- Support Care Cancer 2016 Jun 22.
Antiemetic guideline recommendations are inconsistent as to whether a neurokinin-1 receptor antagonist (NK1 RA) should be administered with a 5-hydroxytryptamine-3 (5HT3) RA + dexamethasone (DEX) in patients receiving carboplatin. Patients receiving cisplatin routinely receive an NK1 RA-containing regimen with a resulting 14-22 % benefit in no emesis rates over a 5-HT3 RA/DEX control. Recent studies suggest a similar benefit in patients receiving carboplatin. NEPA is the first fixed antiemetic combination agent and comprises the highly selective NK1 RA, netupitant, and pharmacologically distinct 5-HT3 RA, palonosetron (PALO). This paper presents the efficacy of NEPA in the subset of patients receiving carboplatin in a phase 3 trial (NCT01376297), in the context of aprepitant (APR) data in the carboplatin setting.One hundred ninety-six patients (47 % of all study patients: n = 145 NEPA + DEX; n = 51 APR + PALO + DEX) received carboplatin in a multinational, double-blind, randomized phase 3 study. Complete response (CR: no emesis/rescue) and no significant nausea (NSN: score ≤25 on 100 mm visual analog scale) rates were calculated.Cycle 1-4 overall (0-120 h) CR rates were similar for NEPA (80, 91, 92, and 93 %) and APR (82, 88, 88, and 90 %). Overall NSN rates were also similar (NEPA 84-96 %; APR 82-90 %).Response rates for NEPA and APR regimens were similar and consistent with prior studies evaluating the contribution of adding NK1 RAs in patients receiving carboplatin. Considering such evidence, guideline groups/practitioners should consider giving a NK1 RA antiemetic triplet in patients receiving carboplatin.

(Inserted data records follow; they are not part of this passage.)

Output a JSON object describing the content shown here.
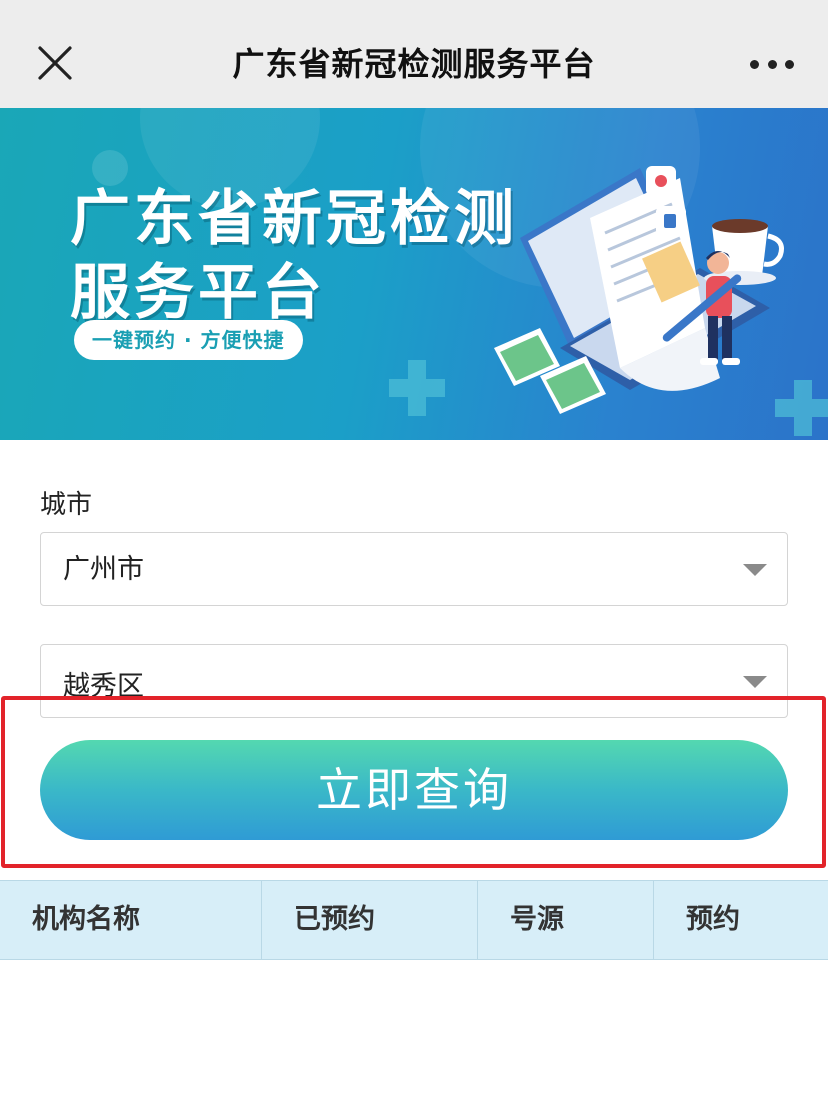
{
  "topbar": {
    "title": "广东省新冠检测服务平台",
    "close_icon": "close-icon",
    "more_icon": "more-dots-icon"
  },
  "banner": {
    "title_line1": "广东省新冠检测",
    "title_line2": "服务平台",
    "tagline": "一键预约 · 方便快捷"
  },
  "form": {
    "city_label": "城市",
    "city_value": "广州市",
    "district_value": "越秀区",
    "query_label": "立即查询"
  },
  "table": {
    "headers": [
      "机构名称",
      "已预约",
      "号源",
      "预约"
    ]
  },
  "colors": {
    "highlight": "#e2232a",
    "button_top": "#54d8b0",
    "button_bottom": "#2f9bd5",
    "table_header_bg": "#d7eef8"
  }
}
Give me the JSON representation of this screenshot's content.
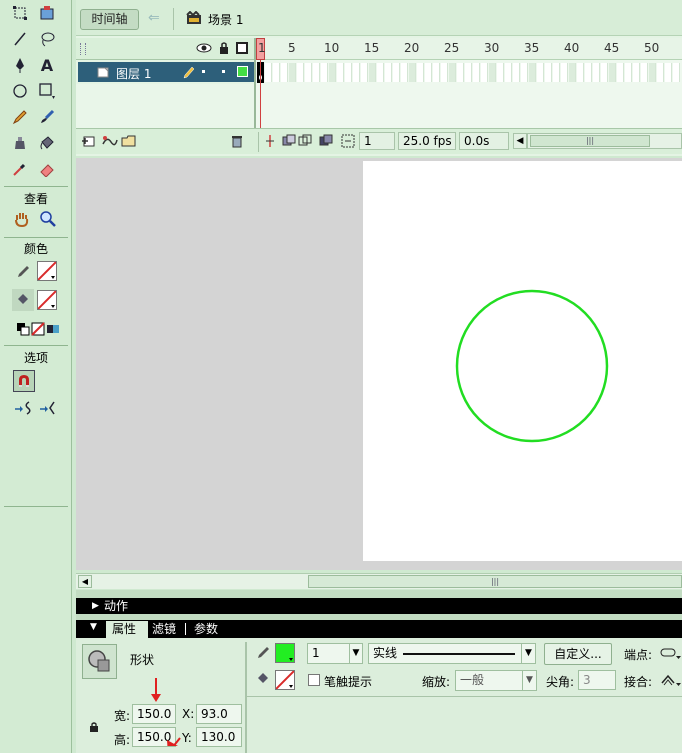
{
  "toolbar": {
    "view_label": "查看",
    "color_label": "颜色",
    "options_label": "选项",
    "text_tool_glyph": "A",
    "icons": [
      "free-transform-icon",
      "gradient-transform-icon",
      "line-icon",
      "lasso-icon",
      "pen-icon",
      "text-icon",
      "oval-icon",
      "rectangle-icon",
      "pencil-icon",
      "brush-icon",
      "ink-bottle-icon",
      "paint-bucket-icon",
      "eyedropper-icon",
      "eraser-icon",
      "hand-icon",
      "zoom-icon"
    ],
    "colors": {
      "stroke": "#00ff00",
      "fill": "none",
      "accent": "#d92b2b"
    }
  },
  "timeline": {
    "timeline_button": "时间轴",
    "scene_label": "场景 1",
    "layer_name": "图层 1",
    "ruler_numbers": [
      "1",
      "5",
      "10",
      "15",
      "20",
      "25",
      "30",
      "35",
      "40",
      "45",
      "50"
    ],
    "current_frame": "1",
    "fps": "25.0 fps",
    "elapsed": "0.0s"
  },
  "stage": {
    "shape": "circle",
    "stroke_color": "#22dd22"
  },
  "panels": {
    "actions_label": "动作",
    "tabs": [
      "属性",
      "滤镜",
      "参数"
    ],
    "shape_label": "形状",
    "width_label": "宽:",
    "width_value": "150.0",
    "height_label": "高:",
    "height_value": "150.0",
    "x_label": "X:",
    "x_value": "93.0",
    "y_label": "Y:",
    "y_value": "130.0",
    "stroke_size": "1",
    "stroke_style": "实线",
    "custom_button": "自定义...",
    "cap_label": "端点:",
    "stroke_hint_label": "笔触提示",
    "scale_label": "缩放:",
    "scale_value": "一般",
    "miter_label": "尖角:",
    "miter_value": "3",
    "join_label": "接合:"
  }
}
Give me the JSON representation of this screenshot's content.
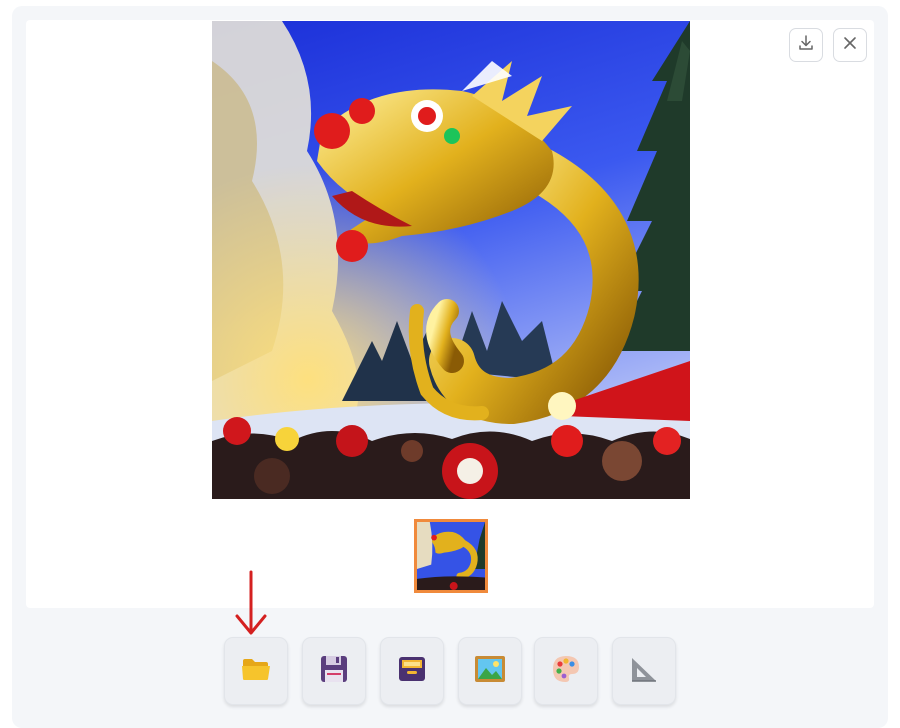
{
  "header_actions": [
    {
      "icon": "download-icon"
    },
    {
      "icon": "close-icon"
    }
  ],
  "gallery": {
    "main_image": "chinese-dragon-lantern-festival-winter",
    "thumbnails": [
      {
        "image": "chinese-dragon-lantern-festival-winter",
        "selected": true
      }
    ]
  },
  "toolbar": {
    "buttons": [
      {
        "icon": "folder-icon"
      },
      {
        "icon": "floppy-disk-icon"
      },
      {
        "icon": "save-box-icon"
      },
      {
        "icon": "image-icon"
      },
      {
        "icon": "palette-icon"
      },
      {
        "icon": "set-square-icon"
      }
    ]
  },
  "annotation": {
    "arrow_color": "#d42020",
    "points_to": "folder-icon"
  },
  "colors": {
    "thumbnail_border": "#f08a3c",
    "toolbar_background": "#eceef2",
    "app_background": "#f4f6f9"
  }
}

- New treatments on the horizon for chemoradiotherapy-induced nausea and vomiting. [Journal Article]
- Expert Opin Pharmacother 2016 Aug; 17(12):1623-9.
Antiemetic prophylaxis for the prevention of chemotherapy-induced nausea and vomiting, and the development of new antiemetic drugs are expanding areas of research. However, studies of antiemetic prophylaxis in chemoradiotherapy have not been prioritised, and little is known about the proper timing, duration, and combination of antiemetic drugs for the prevention of chemoradiotherapy-induced nausea and vomiting (C-RINV).The article summarises the available antiemetic studies, the evidence for antiemetic prophylaxis of C-RINV, and the future perspectives for antiemetic research in chemoradiotherapy.Antiemetic prophylaxis for patients receiving concomitant chemoradiotherapy has, for many years, been an orphan research area. The distinction between acute and delayed nausea and vomiting does not apply to fractionated radiotherapy, and prophylaxis should be considered to cover the entire course of treatment and not only the acute and delayed chemotherapy-induced nausea and vomiting. The best prophylaxis in women receiving fractionated radiotherapy and concomitant weekly cisplatin is a combination of the neurokinin receptor antagonist fosaprepitant with palonosetron and dexamethasone. Even with this three-drug combination nausea is a significant problem and the effect of multi-receptor targeting antiemetics such as olanzapine and amisulpride should be explored in this setting.